[[ LISTED RECORDS, beginning ]]
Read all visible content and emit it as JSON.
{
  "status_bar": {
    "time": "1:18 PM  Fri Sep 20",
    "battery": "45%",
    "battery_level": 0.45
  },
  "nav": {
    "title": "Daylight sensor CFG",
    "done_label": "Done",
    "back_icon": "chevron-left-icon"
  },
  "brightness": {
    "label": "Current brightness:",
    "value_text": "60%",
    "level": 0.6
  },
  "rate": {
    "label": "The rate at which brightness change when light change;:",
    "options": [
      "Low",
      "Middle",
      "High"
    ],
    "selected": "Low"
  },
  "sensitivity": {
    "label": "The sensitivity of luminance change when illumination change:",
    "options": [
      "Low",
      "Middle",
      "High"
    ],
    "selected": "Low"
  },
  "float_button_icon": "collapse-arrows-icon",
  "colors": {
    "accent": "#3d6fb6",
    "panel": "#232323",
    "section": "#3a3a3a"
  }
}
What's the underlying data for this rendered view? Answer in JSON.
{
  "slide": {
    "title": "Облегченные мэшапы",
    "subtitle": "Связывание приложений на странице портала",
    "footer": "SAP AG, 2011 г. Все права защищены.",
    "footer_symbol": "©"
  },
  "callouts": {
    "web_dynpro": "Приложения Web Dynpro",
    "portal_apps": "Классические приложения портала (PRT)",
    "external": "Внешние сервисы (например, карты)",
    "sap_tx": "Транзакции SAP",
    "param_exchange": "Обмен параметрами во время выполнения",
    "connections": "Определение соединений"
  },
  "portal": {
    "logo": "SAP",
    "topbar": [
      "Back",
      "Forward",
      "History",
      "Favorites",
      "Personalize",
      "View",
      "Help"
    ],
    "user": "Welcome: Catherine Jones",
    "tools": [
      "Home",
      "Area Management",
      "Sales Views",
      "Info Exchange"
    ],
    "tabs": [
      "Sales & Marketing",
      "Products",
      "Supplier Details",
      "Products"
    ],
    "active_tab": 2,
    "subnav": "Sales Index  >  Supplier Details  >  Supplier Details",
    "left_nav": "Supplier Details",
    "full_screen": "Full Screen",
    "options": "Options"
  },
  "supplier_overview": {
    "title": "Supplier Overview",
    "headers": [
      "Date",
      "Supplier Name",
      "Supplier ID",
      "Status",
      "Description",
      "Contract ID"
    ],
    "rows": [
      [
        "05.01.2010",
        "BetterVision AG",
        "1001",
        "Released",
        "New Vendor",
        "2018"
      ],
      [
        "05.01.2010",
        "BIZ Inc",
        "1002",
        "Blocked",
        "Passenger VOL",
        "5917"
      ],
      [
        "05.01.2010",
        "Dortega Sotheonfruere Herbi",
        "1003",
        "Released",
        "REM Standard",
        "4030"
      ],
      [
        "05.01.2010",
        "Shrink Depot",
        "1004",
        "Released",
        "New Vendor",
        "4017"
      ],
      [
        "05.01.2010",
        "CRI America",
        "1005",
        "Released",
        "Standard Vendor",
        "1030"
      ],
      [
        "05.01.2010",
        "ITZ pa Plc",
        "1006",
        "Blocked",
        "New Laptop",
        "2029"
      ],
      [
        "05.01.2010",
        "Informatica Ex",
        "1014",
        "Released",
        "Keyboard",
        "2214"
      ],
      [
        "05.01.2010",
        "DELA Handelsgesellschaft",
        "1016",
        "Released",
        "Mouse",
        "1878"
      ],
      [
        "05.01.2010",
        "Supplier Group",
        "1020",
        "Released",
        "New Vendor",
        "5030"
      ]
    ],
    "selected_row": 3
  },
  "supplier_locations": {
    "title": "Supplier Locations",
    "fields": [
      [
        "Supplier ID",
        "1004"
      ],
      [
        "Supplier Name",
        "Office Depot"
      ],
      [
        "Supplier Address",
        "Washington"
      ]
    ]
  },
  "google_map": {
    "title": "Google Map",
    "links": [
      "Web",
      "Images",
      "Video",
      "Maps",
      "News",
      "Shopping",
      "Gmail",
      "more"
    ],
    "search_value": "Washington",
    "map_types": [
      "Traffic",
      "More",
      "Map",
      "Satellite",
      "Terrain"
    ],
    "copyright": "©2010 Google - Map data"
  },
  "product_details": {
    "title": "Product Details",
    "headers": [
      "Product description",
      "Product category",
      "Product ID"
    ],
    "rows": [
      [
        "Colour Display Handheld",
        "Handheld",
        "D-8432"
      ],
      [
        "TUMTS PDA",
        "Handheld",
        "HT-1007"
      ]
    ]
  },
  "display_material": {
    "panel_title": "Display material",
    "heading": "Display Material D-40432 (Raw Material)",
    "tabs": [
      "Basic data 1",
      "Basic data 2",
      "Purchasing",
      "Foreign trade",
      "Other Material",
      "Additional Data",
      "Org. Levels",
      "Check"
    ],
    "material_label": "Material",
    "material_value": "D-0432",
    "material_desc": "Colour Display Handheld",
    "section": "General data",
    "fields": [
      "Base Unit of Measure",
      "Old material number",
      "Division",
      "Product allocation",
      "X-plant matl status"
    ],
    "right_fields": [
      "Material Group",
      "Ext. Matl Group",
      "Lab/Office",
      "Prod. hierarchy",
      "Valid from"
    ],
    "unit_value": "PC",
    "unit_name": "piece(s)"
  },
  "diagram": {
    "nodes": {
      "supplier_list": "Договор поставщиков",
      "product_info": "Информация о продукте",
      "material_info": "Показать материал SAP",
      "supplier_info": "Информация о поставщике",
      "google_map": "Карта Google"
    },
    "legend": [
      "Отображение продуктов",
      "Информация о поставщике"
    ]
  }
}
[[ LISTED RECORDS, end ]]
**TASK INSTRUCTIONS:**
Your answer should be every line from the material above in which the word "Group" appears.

**RESULT OF THE TASK:**
        "Supplier Group",
      "Material Group",
      "Ext. Matl Group",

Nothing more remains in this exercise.